What this task involves: For every line in the data below that contains "你女儿生活能自理不", copy the line.
= = = = =
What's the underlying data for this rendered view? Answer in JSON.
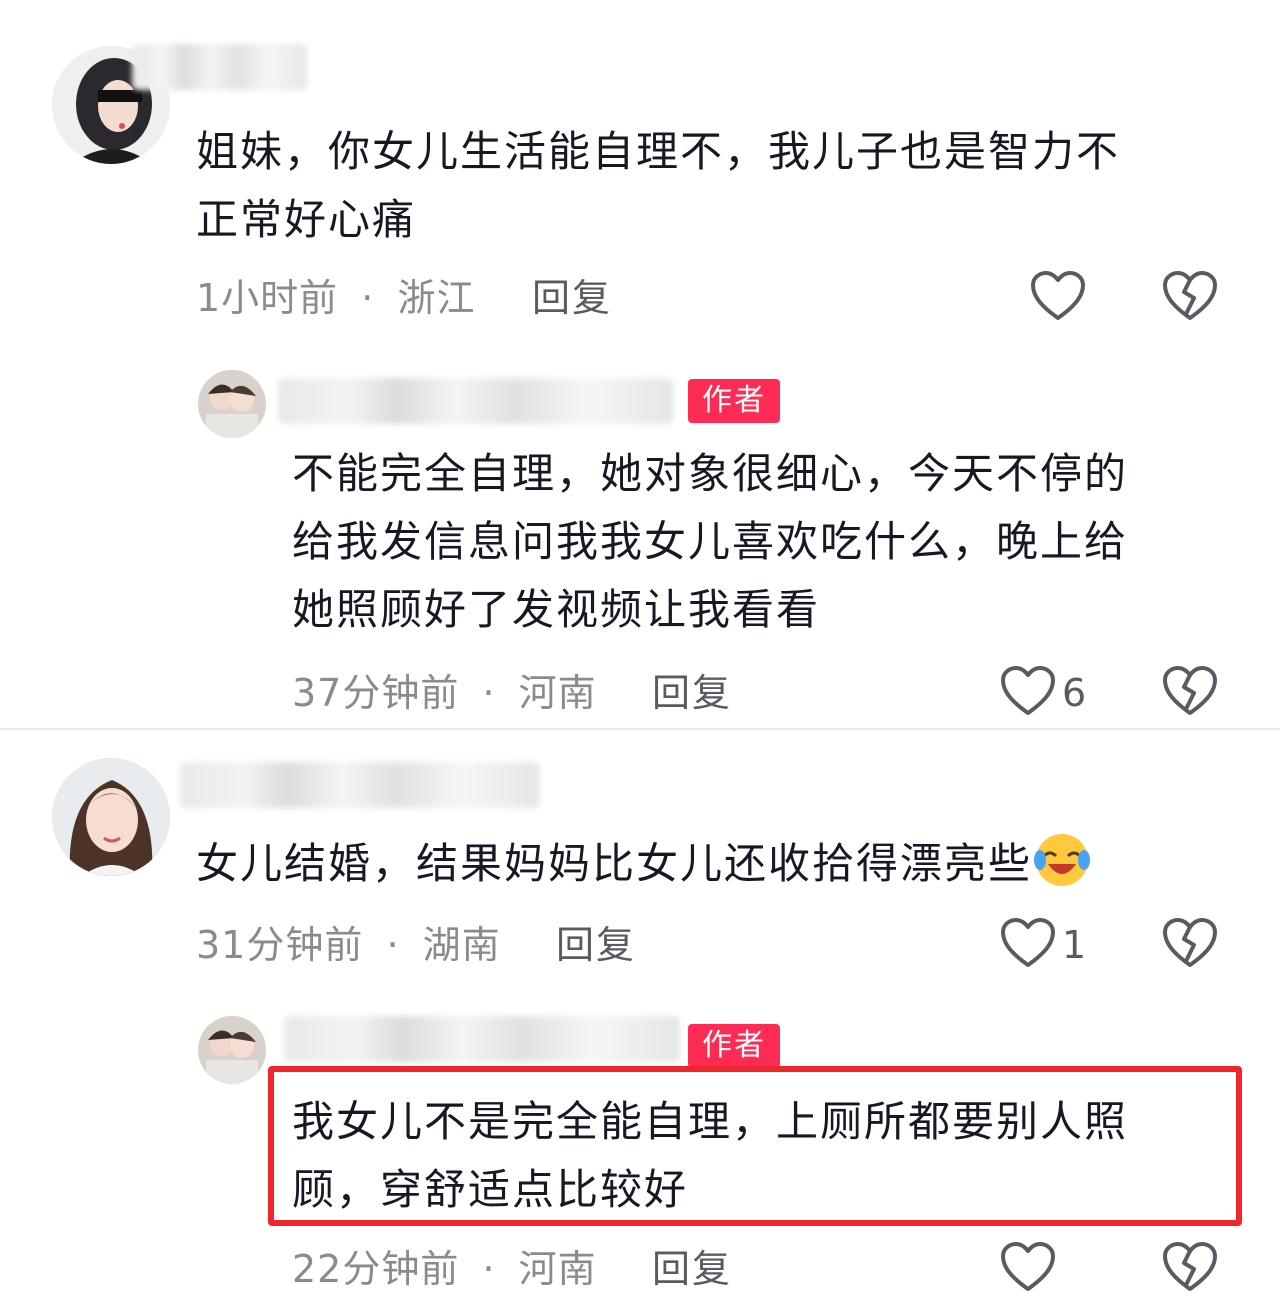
{
  "comments": [
    {
      "text": "姐妹，你女儿生活能自理不，我儿子也是智力不正常好心痛",
      "line1": "姐妹，你女儿生活能自理不，我儿子也是智力不",
      "line2": "正常好心痛",
      "time": "1小时前",
      "location": "浙江",
      "reply_label": "回复",
      "likes": "",
      "reply": {
        "author_badge": "作者",
        "line1": "不能完全自理，她对象很细心，今天不停的",
        "line2": "给我发信息问我我女儿喜欢吃什么，晚上给",
        "line3": "她照顾好了发视频让我看看",
        "time": "37分钟前",
        "location": "河南",
        "reply_label": "回复",
        "likes": "6"
      }
    },
    {
      "line1": "女儿结婚，结果妈妈比女儿还收拾得漂亮些",
      "emoji": "laughing-crying-emoji",
      "time": "31分钟前",
      "location": "湖南",
      "reply_label": "回复",
      "likes": "1",
      "reply": {
        "author_badge": "作者",
        "line1": "我女儿不是完全能自理，上厕所都要别人照",
        "line2": "顾，穿舒适点比较好",
        "time": "22分钟前",
        "location": "河南",
        "reply_label": "回复",
        "likes": ""
      }
    }
  ],
  "separator": "·",
  "colors": {
    "author_badge": "#fe2c55",
    "highlight_box": "#f0262c",
    "meta_text": "#8a8b91",
    "body_text": "#161823"
  },
  "icons": [
    "heart-outline-icon",
    "broken-heart-icon"
  ]
}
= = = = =
Task output:
      "text": "姐妹，你女儿生活能自理不，我儿子也是智力不正常好心痛",
      "line1": "姐妹，你女儿生活能自理不，我儿子也是智力不",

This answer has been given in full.